Statistics show that Texas traffic fatalities have decreased by as much as 15 percent since 2006, according to numbers compiled by the Texas Department of Transportation. According to the most recent numbers available, Texas saw 3,028 traffic deaths in 2010out of approximately 234 billion miles of traversed by cars, trucks and motorcycles on Texas roads and highways. That translates to just over 1.25 deaths per 100 million miles driven, compared to 2006, when Texas had an estimated 1.5 deaths per 100 million driven. The rate has fallen every year since 2006.

Still, Texas has higher traffic fatality numbers than most states; nationwide traffic fatalities are just over 1.10 incidents per 100 million miles driven.

John Hale is a personal injury attorney and auto accident lawyer helping injury victims near Dallas Texas. Learn more at http://www.hale911.com/

Drowsy Driving Is An Underreported Danger

A study recently released by the National Highway Traffic Safety Administration (NHTSA) has shed new light on the number of “drowsy driving” incidents. “Drowsy driving,” or falling asleep behind the wheel is an underreported and dangerous issue on the roadways.

Because there is no definitive test to determine sleepiness behind the wheel, state reporting relies on driver self-reporting and police estimates. The NHTSA looked at motor vehicle accidents which resulted in fatalities across the U.S. during 2011. There were 29,757 fatal accidents reported; approximately 707 were assumed to be caused at least in part by drowsy driving. The NHTSA estimates that at least 100,000 police-reported crashes every year were caused by driver fatigue, but the real number may be quite higher.

According to a 205 poll by the National Sleep Foundation, 60 percent of drivers (roughly 168 million people) admitted that they sometimes drive while drowsy, and approximately 103 million people admitted to falling asleep behind the wheel. Thirteen percent of those who admitted to sleeping behind the wheel reported that they did so at least once per month. Eleven million people reported that they had an auto accident or close call due to falling asleep behind the wheel or becoming too tired or sleepy to drive safely.

Sleep or fatigue-related car accidents are highest among adults with young children, late shift workers, and young adult males. Sleep deprivation has been found to greatly increase the risk of an accident; extreme sleepiness can be as dangerous, say researchers, as driving while inebriated. Individuals who sleep six-to-seven hours each night are twice as likely to be in accident as people who sleep eight-or-more hours per night. People who sleep less than five hours a night have a risk of four-to-five times that of individuals who sleep eight hours or more per night. A research study in Australia looked at people who were awake for 24 hours prior to driving and found that their level of fatigue caused them to drive impaired equal to a blood alcohol level of.08, the level considered legally drunk in the U.S.

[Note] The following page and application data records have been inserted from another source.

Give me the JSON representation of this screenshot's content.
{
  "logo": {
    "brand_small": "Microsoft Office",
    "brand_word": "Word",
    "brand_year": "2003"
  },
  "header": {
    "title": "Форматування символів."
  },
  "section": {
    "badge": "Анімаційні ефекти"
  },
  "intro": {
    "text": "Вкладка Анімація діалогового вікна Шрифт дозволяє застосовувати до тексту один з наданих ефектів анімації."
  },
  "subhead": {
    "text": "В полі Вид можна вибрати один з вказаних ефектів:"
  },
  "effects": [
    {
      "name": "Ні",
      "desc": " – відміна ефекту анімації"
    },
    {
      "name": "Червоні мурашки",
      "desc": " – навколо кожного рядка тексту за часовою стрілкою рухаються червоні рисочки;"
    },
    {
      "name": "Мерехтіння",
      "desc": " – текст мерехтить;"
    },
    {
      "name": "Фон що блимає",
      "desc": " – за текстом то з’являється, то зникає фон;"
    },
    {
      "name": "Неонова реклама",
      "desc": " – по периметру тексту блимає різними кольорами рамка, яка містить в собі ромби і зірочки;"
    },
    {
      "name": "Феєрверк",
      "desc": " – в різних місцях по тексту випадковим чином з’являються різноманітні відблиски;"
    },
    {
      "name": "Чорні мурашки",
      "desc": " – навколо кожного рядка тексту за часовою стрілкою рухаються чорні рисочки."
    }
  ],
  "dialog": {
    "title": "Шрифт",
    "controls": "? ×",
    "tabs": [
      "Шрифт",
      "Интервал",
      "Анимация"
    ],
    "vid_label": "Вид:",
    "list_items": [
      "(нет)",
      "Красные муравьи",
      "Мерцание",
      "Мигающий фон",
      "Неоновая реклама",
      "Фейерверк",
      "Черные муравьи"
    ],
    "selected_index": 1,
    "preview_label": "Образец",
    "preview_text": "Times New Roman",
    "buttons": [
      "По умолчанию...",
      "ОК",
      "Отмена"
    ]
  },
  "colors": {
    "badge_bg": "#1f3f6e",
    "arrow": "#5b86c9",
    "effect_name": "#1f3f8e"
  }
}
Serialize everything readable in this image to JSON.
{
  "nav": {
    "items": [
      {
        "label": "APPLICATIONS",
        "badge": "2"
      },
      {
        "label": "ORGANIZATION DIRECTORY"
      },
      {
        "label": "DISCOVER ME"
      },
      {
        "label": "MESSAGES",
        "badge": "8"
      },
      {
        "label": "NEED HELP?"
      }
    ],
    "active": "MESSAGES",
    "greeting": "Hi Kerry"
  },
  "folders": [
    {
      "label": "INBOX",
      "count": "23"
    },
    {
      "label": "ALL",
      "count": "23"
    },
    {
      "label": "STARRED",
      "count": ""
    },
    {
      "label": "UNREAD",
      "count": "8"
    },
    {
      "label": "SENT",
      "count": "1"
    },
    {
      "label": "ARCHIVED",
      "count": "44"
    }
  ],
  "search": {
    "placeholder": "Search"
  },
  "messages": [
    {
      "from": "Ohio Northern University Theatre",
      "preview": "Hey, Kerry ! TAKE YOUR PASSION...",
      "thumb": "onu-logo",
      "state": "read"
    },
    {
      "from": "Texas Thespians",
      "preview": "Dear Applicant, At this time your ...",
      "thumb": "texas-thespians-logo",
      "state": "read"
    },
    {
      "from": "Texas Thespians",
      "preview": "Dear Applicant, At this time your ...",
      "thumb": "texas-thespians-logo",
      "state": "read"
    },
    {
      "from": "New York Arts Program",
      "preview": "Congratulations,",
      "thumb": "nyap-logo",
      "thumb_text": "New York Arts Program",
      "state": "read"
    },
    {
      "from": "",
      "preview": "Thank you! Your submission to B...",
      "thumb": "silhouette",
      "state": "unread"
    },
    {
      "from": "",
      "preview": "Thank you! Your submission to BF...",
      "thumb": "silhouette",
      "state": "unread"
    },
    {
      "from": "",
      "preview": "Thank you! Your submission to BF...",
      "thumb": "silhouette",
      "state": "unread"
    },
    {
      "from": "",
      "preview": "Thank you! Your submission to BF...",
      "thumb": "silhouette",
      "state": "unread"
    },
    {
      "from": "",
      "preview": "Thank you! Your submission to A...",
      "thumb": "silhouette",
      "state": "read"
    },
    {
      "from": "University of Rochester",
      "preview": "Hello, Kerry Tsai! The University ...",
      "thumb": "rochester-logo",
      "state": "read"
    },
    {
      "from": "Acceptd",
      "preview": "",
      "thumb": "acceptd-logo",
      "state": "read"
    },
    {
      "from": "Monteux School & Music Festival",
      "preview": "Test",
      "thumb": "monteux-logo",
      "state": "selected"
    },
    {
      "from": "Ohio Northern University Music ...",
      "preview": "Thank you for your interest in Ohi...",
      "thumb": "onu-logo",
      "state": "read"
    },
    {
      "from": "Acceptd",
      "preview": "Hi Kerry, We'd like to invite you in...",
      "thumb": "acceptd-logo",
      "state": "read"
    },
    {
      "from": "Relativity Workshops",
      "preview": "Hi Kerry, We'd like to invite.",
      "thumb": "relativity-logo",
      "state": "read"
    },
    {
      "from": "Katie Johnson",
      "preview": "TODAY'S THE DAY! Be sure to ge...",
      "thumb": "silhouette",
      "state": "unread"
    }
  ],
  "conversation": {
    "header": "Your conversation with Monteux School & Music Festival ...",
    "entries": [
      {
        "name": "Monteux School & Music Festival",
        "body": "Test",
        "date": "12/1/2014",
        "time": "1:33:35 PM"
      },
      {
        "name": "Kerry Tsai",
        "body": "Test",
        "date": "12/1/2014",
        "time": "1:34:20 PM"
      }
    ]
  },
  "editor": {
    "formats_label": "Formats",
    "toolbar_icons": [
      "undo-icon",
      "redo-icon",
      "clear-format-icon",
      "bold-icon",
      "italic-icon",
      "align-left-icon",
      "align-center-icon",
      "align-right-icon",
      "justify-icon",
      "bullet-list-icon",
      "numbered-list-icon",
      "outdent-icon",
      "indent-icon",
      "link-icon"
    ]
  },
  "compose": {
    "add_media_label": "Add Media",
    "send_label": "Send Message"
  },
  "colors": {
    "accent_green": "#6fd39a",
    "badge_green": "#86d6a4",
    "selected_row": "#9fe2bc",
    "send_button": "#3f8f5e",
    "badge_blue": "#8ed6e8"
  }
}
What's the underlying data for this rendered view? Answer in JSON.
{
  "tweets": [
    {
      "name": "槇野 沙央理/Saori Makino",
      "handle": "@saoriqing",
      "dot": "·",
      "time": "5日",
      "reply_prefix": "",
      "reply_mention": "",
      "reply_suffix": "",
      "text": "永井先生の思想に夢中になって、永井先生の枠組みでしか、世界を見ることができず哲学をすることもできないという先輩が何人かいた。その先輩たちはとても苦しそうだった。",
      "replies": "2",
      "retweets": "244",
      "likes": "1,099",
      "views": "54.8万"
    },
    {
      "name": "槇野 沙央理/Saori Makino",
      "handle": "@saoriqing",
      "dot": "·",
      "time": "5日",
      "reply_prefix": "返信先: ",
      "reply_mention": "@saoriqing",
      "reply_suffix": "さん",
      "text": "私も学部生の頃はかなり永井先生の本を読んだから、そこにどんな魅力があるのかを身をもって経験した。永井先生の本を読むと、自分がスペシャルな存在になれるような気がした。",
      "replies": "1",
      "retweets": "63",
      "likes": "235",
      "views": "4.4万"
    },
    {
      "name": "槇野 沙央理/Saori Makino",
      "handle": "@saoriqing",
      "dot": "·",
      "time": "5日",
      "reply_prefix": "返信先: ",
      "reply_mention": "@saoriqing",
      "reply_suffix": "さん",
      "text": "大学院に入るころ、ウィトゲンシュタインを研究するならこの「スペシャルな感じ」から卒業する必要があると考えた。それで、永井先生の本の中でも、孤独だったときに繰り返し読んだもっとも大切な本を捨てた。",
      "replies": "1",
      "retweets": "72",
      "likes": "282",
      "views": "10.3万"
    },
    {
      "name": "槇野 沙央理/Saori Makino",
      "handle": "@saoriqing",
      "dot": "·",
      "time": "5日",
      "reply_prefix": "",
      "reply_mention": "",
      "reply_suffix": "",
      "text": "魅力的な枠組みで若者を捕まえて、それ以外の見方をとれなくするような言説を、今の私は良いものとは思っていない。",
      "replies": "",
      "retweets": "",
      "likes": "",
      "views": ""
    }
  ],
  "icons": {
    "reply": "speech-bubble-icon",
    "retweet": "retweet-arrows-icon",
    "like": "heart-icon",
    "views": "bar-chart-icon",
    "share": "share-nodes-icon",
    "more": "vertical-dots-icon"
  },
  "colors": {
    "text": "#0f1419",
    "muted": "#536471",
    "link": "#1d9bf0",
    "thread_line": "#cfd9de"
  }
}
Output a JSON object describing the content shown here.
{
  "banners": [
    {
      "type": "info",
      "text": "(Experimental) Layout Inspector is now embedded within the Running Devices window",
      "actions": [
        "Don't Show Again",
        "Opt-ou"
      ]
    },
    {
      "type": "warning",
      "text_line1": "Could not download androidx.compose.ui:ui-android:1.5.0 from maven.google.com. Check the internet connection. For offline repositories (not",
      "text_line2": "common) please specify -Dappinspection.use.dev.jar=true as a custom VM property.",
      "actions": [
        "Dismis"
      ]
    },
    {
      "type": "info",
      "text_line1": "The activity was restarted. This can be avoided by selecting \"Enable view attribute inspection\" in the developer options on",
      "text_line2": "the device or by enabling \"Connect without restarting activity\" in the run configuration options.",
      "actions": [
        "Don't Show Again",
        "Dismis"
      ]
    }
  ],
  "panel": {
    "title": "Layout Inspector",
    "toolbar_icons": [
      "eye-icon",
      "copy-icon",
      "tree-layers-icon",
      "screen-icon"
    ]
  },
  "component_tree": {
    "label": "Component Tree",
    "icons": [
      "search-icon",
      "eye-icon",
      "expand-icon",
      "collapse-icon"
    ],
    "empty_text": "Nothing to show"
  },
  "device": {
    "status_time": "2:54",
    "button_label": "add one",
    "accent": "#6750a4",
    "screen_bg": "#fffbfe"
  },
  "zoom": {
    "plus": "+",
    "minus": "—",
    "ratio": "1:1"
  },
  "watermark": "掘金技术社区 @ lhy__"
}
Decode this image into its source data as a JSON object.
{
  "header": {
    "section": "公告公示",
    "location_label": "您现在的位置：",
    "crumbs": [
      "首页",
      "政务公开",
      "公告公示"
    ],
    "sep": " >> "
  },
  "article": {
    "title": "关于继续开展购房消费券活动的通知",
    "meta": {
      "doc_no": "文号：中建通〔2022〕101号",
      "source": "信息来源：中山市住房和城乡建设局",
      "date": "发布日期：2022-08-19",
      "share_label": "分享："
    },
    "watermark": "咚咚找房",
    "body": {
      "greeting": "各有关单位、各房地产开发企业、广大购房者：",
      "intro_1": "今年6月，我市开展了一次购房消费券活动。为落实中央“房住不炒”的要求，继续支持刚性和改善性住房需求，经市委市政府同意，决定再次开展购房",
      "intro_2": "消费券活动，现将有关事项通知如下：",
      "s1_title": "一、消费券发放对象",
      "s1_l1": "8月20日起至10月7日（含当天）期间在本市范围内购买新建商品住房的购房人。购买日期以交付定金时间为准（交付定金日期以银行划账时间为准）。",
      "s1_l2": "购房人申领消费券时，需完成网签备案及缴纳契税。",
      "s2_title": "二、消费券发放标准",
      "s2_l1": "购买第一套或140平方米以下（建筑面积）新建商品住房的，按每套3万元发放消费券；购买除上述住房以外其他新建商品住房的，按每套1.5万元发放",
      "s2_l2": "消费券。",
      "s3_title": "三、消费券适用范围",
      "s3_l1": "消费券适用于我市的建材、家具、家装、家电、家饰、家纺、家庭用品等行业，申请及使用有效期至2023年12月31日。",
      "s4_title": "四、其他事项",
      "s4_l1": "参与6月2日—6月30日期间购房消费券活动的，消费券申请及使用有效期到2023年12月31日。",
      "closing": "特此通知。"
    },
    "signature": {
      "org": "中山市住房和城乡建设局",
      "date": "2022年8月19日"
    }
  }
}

Drivers may fall asleep at the wheel for as short a time as three or four seconds and not even know they have done so, behavior known as “microsleep.” Drivers who fall asleep at the wheel tend to do so while traveling along long, rural highways while moving at a high rate of speed. Most drowsy driving accidents or near accidents ten to occur between four a.m. and six a.m., between midnight and two a.m., and between 2 o’clock and four o’clock p.m.

Drowsiness while driving affects the reaction time and decision-making skills of the driver. If you or a loved one has been in an accident with a fatigued or drowsy driver, contact the personal injury lawyers at Hale Law Firm.

John Hale is a Waxahachie personal injury attorney and Ellis County personal injury lawyer helping injury victims near Dallas Texas. Learn more at http://www.hale911.com/